In the data below, find every line with the word "stream" and copy it.

Extracted data entries:
[Start of Attachment]

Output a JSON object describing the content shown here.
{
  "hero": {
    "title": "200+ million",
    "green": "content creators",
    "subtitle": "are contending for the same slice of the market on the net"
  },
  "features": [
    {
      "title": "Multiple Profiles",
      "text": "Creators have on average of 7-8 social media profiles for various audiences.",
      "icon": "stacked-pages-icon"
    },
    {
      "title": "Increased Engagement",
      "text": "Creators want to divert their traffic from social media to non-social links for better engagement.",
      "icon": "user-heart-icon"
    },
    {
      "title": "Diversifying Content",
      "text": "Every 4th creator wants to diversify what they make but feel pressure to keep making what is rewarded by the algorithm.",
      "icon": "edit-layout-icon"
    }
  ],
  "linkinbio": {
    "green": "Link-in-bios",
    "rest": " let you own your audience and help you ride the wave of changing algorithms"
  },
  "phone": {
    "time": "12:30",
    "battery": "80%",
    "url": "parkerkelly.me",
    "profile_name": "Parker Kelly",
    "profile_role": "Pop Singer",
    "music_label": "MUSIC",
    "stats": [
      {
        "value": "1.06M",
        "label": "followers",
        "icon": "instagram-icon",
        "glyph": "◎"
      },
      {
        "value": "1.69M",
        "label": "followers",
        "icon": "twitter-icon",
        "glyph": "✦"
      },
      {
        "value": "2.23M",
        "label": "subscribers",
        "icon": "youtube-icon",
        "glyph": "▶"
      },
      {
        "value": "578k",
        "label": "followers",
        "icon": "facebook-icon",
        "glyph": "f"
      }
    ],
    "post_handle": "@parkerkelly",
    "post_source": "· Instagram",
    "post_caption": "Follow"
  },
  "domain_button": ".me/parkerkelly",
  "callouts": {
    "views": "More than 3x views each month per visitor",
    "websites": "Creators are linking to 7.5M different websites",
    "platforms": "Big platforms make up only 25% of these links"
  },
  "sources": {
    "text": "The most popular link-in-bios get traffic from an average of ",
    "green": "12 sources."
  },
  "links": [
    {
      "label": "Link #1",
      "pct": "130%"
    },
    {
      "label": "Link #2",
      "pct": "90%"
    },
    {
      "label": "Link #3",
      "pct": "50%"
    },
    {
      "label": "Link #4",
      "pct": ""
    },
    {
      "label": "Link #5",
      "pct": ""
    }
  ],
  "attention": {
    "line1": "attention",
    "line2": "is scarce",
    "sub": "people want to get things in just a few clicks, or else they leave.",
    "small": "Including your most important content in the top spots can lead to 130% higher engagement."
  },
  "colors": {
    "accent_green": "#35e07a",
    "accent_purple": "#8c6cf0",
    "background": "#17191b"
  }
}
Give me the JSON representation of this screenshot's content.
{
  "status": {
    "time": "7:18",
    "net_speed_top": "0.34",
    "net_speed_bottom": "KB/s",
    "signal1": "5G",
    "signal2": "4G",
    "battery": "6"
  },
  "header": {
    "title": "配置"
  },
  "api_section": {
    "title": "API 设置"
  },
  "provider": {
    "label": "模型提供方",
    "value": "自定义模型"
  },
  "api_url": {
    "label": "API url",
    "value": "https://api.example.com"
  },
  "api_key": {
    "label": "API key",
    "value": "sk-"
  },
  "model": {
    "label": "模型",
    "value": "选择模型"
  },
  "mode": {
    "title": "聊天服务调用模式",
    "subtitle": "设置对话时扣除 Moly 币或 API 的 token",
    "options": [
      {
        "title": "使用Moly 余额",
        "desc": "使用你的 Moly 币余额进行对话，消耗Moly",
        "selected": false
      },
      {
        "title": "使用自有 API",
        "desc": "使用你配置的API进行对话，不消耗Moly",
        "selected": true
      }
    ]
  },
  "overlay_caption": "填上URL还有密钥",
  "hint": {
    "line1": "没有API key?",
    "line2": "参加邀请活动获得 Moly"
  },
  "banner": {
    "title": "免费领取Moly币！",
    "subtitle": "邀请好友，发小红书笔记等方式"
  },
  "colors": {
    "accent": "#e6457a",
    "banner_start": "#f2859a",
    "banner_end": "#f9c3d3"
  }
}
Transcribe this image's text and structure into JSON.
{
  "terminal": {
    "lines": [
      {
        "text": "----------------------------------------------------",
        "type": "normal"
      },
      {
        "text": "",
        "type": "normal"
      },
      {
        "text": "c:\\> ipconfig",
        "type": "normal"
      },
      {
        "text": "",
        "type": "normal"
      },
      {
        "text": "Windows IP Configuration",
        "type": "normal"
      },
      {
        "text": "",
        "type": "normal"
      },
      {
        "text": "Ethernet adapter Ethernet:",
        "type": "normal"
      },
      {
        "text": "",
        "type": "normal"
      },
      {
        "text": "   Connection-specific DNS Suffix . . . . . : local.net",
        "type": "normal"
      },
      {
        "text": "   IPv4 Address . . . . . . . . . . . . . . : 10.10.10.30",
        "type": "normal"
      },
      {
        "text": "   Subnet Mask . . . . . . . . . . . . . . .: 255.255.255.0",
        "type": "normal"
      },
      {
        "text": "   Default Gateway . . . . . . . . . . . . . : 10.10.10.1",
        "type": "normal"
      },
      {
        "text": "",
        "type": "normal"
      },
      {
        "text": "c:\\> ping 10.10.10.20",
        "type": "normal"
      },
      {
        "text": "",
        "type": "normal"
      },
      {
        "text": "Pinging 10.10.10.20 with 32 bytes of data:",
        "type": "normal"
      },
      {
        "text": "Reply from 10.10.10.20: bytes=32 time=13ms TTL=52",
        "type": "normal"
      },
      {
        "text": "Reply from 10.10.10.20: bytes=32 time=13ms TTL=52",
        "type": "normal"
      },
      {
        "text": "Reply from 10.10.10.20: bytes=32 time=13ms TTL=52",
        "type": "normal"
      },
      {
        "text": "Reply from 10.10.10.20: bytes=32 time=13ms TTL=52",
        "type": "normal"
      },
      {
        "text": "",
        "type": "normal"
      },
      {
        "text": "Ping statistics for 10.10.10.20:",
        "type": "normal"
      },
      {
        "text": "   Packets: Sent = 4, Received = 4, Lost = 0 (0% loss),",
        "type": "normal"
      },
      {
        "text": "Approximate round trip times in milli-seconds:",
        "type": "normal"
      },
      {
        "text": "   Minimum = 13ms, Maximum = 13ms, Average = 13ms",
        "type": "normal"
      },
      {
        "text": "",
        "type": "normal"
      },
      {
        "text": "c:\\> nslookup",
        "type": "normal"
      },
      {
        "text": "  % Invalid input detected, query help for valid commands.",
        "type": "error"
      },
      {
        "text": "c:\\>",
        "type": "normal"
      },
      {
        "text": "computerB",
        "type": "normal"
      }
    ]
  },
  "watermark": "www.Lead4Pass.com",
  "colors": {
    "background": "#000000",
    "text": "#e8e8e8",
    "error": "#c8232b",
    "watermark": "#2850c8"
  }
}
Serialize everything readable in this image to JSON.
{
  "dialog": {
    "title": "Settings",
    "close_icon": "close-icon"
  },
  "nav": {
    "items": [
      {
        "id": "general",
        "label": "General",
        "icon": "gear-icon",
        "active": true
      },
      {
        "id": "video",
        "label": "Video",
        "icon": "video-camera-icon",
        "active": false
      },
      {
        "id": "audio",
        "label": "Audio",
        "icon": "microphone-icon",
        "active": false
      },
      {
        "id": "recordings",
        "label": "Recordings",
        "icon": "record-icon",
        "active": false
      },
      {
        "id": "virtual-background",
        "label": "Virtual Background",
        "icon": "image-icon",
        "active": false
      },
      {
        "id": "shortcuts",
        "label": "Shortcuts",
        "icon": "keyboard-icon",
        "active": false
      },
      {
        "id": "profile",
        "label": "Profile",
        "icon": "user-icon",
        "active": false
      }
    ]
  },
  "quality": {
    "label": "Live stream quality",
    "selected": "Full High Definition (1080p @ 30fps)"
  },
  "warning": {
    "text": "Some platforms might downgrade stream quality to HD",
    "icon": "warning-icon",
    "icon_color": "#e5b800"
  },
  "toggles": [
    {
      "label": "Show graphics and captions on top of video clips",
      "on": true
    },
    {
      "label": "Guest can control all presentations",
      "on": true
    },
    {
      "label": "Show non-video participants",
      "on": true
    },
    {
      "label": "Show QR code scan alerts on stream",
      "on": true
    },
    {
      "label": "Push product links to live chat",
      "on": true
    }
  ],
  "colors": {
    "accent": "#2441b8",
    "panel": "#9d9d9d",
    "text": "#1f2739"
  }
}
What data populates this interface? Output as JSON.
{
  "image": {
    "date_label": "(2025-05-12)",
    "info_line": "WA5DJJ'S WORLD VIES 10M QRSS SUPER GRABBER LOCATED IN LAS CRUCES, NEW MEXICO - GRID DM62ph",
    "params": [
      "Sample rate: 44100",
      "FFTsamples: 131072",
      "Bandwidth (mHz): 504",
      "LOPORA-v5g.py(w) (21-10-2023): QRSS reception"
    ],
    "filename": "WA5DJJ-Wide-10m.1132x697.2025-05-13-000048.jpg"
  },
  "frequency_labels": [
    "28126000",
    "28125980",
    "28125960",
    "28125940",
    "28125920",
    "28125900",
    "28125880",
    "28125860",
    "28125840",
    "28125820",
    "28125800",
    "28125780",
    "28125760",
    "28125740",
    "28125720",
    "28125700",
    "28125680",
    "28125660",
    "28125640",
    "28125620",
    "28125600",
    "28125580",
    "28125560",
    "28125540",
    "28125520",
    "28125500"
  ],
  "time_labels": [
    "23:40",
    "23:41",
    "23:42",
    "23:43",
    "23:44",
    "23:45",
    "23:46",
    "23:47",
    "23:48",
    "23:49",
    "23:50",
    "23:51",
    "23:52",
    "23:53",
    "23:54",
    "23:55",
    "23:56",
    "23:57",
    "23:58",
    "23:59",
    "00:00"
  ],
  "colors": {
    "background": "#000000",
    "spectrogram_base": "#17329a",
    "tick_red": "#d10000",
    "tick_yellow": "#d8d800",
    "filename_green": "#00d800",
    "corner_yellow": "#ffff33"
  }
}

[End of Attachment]

Answer for the task »
    "label": "Live stream quality",
    "text": "Some platforms might downgrade stream quality to HD",
      "label": "Show QR code scan alerts on stream",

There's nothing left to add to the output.